Tan and his team thought portrayals of vaping might trigger stronger urges to smoke among adults who are smoking and vaping at the same time, perhaps using vaping as a potential substitute for smoking or a way to quit smoking. The thought process was that vivid vaping imagery with plumes of smoke might act as a trigger.
But that’s not what happened at all. The study used 171 smokers and 122 “dual users” between 21 and 30, showed them various PSAs, then asked about any change in habits that ensued. It turned out that smokers who were exposed to anti-vaping PSAs with vapors in the imagery versus the actual act of vaping were turned off from the practice and claimed a lowered intention to smoke and purchase cigarettes or vape in the next hour. Dual users also found the cloud of smoke off-putting.
Why that’s the case is still unclear to Tan and his team, though Tan did point to various iconic anti-smoking PSAs that feature clouds of smoke. Perhaps the smoke makes what one is really breathing in—cancerous fumes—more real, less sexy, and more immediate than carefully curated images of vapes on Instagram. Young people, Tan said, found the vapor, not the vape, off-putting, which means that so long as adolescents and those in their 20s see images of vapes being used with minimal or next to no smoke, there’s not much—not even bad news—that can make vaping look not attractive outside of billowing smoke.
Of course, Tan said this study has “huge” caveats: “It needs to be replicated,” he told The Daily Beast. “And we only had two sites, one in Boston and another in Lansing, Michigan, so we can’t say this is generalizable.” But he does agree with Emery that news of death by vape doesn’t matter to vapers: “Young people don’t really read the news,” he said. “It’s a very temporary negative slant on the product.”

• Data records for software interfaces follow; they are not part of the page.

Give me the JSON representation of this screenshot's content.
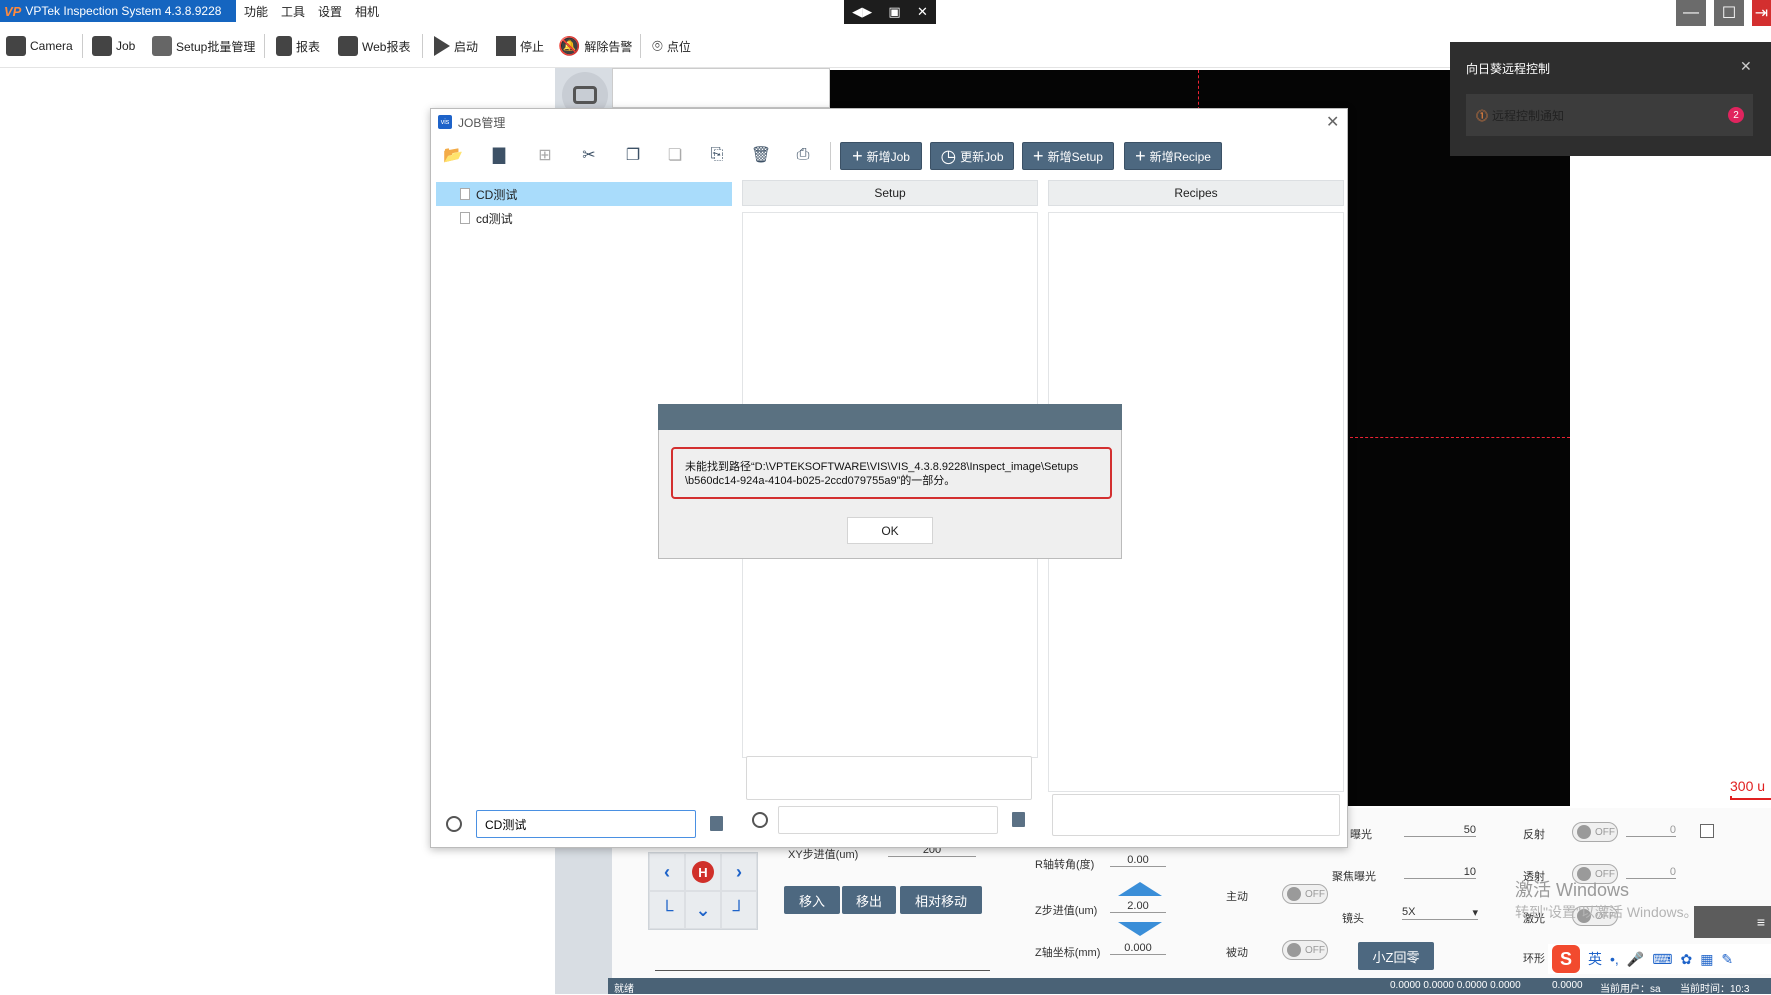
{
  "titlebar": {
    "app_title": "VPTek Inspection System 4.3.8.9228",
    "logo": "VP",
    "menus": [
      "功能",
      "工具",
      "设置",
      "相机"
    ],
    "remote_icons": [
      "◀▶",
      "▣",
      "✕"
    ],
    "window_buttons": [
      "—",
      "☐",
      "⇥"
    ]
  },
  "toolbar": {
    "items": [
      "Camera",
      "Job",
      "Setup批量管理",
      "报表",
      "Web报表",
      "启动",
      "停止",
      "解除告警",
      "点位"
    ]
  },
  "remote_panel": {
    "title": "向日葵远程控制",
    "close": "✕",
    "item_label": "远程控制通知",
    "item_badge": "2"
  },
  "job_dialog": {
    "title": "JOB管理",
    "logo": "vis",
    "close": "✕",
    "buttons": {
      "new_job": "新增Job",
      "update_job": "更新Job",
      "new_setup": "新增Setup",
      "new_recipe": "新增Recipe"
    },
    "tree": [
      "CD测试",
      "cd测试"
    ],
    "columns": {
      "setup": "Setup",
      "recipes": "Recipes"
    },
    "search_value": "CD测试"
  },
  "error_modal": {
    "message_line1": "未能找到路径“D:\\VPTEKSOFTWARE\\VIS\\VIS_4.3.8.9228\\Inspect_image\\Setups",
    "message_line2": "\\b560dc14-924a-4104-b025-2ccd079755a9”的一部分。",
    "ok": "OK"
  },
  "scale_text": "300 u",
  "bottom": {
    "xy_step_label": "XY步进值(um)",
    "xy_step_value": "200",
    "r_axis_label": "R轴转角(度)",
    "r_axis_value": "0.00",
    "z_step_label": "Z步进值(um)",
    "z_step_value": "2.00",
    "z_coord_label": "Z轴坐标(mm)",
    "z_coord_value": "0.000",
    "move_in": "移入",
    "move_out": "移出",
    "relative_move": "相对移动",
    "pad_home": "H",
    "active": "主动",
    "passive": "被动",
    "toggle_off": "OFF",
    "exposure_label": "曝光",
    "exposure_value": "50",
    "focus_exposure_label": "聚焦曝光",
    "focus_exposure_value": "10",
    "lens_label": "镜头",
    "lens_value": "5X",
    "small_z_home": "小Z回零",
    "reflect": "反射",
    "transmit": "透射",
    "laser": "激光",
    "ring": "环形",
    "reflect_value": "0",
    "transmit_value": "0",
    "status": "就绪",
    "coords": "0.0000 0.0000 0.0000 0.0000",
    "coords2": "0.0000",
    "current_user": "当前用户：sa",
    "current_time": "当前时间：10:3"
  },
  "watermark": {
    "line1": "激活 Windows",
    "line2": "转到\"设置\"以激活 Windows。"
  },
  "ime": {
    "logo": "S",
    "lang": "英"
  }
}
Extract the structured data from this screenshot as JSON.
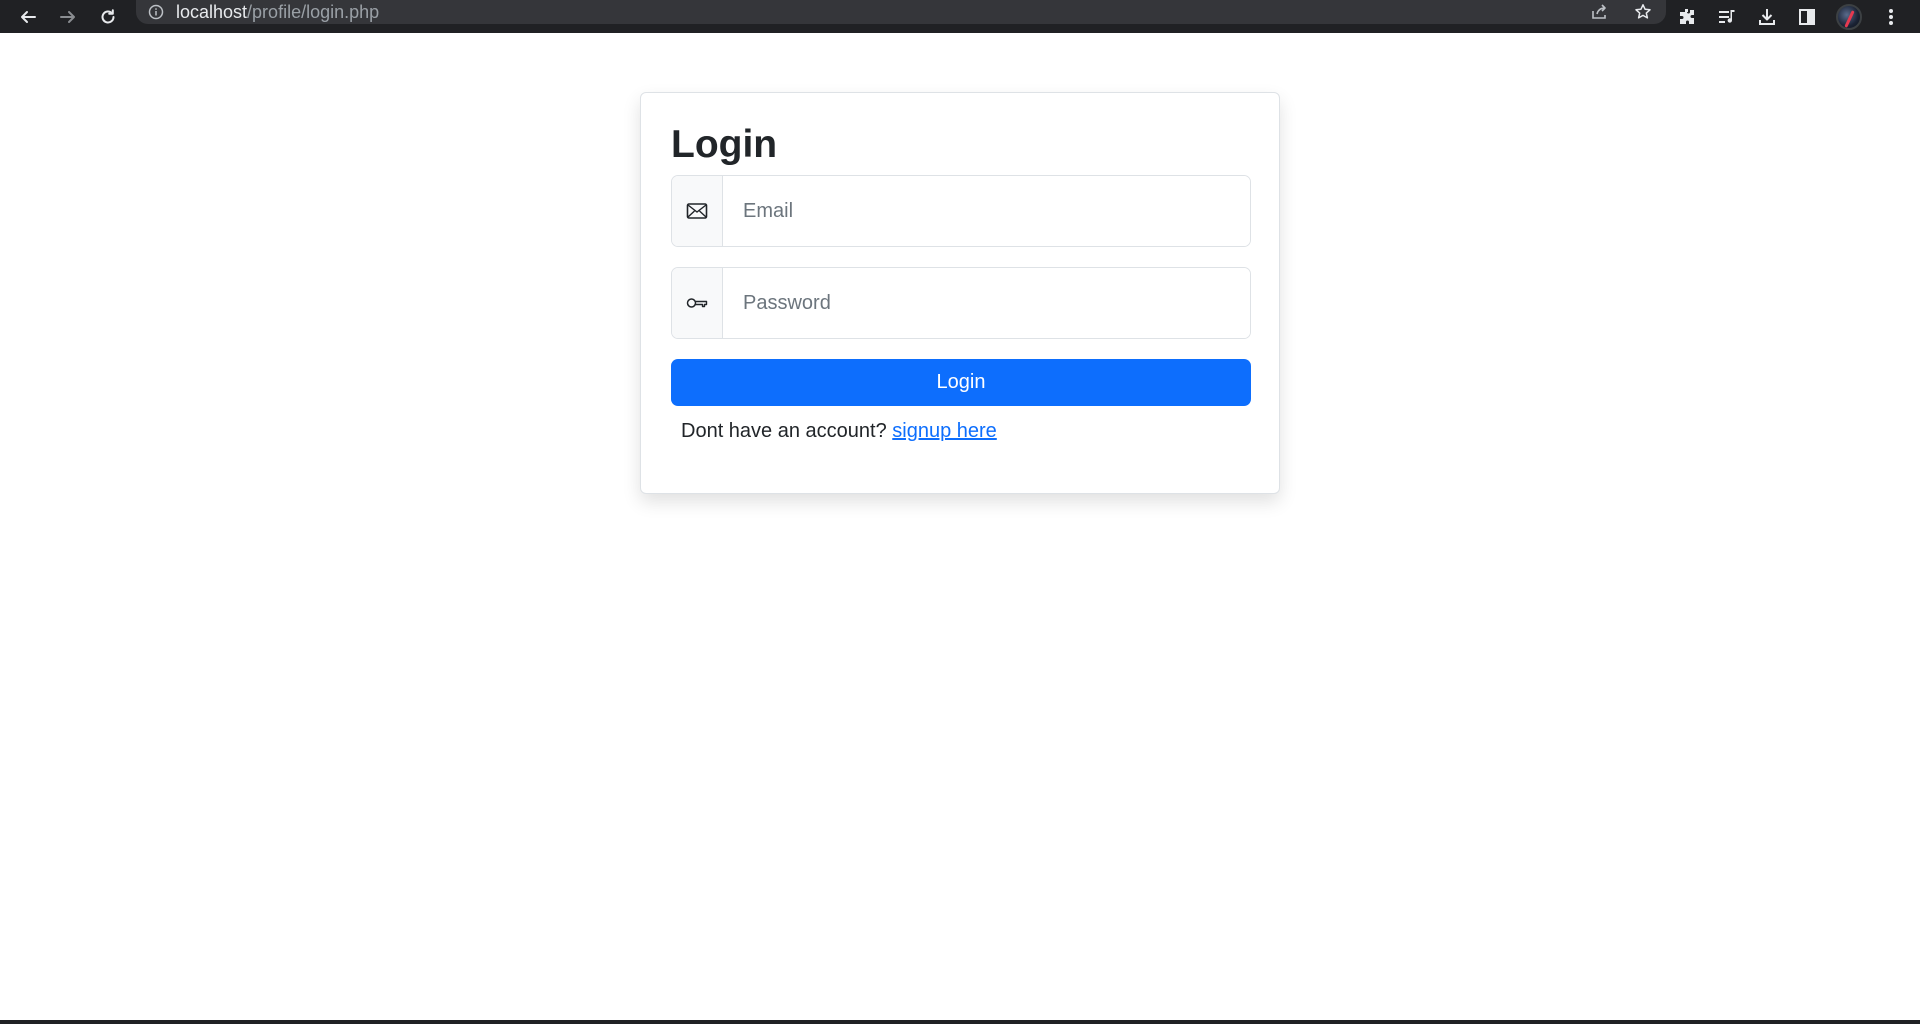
{
  "browser": {
    "url_host": "localhost",
    "url_path": "/profile/login.php",
    "icons": [
      "back-arrow-icon",
      "forward-arrow-icon",
      "reload-icon",
      "site-info-icon",
      "share-icon",
      "star-icon",
      "extensions-icon",
      "media-icon",
      "download-icon",
      "side-panel-icon",
      "profile-avatar",
      "menu-icon"
    ]
  },
  "login": {
    "title": "Login",
    "email_placeholder": "Email",
    "password_placeholder": "Password",
    "submit_label": "Login",
    "signup_prompt": "Dont have an account?",
    "signup_link": "signup here"
  },
  "colors": {
    "primary": "#0d6efd",
    "chrome_bg": "#202124",
    "omnibox_bg": "#35363a"
  }
}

“Frankly, I don’t think it will make a difference,” Emery said of the recent spate of negative news on vaping. Vapers gonna vape, it seems.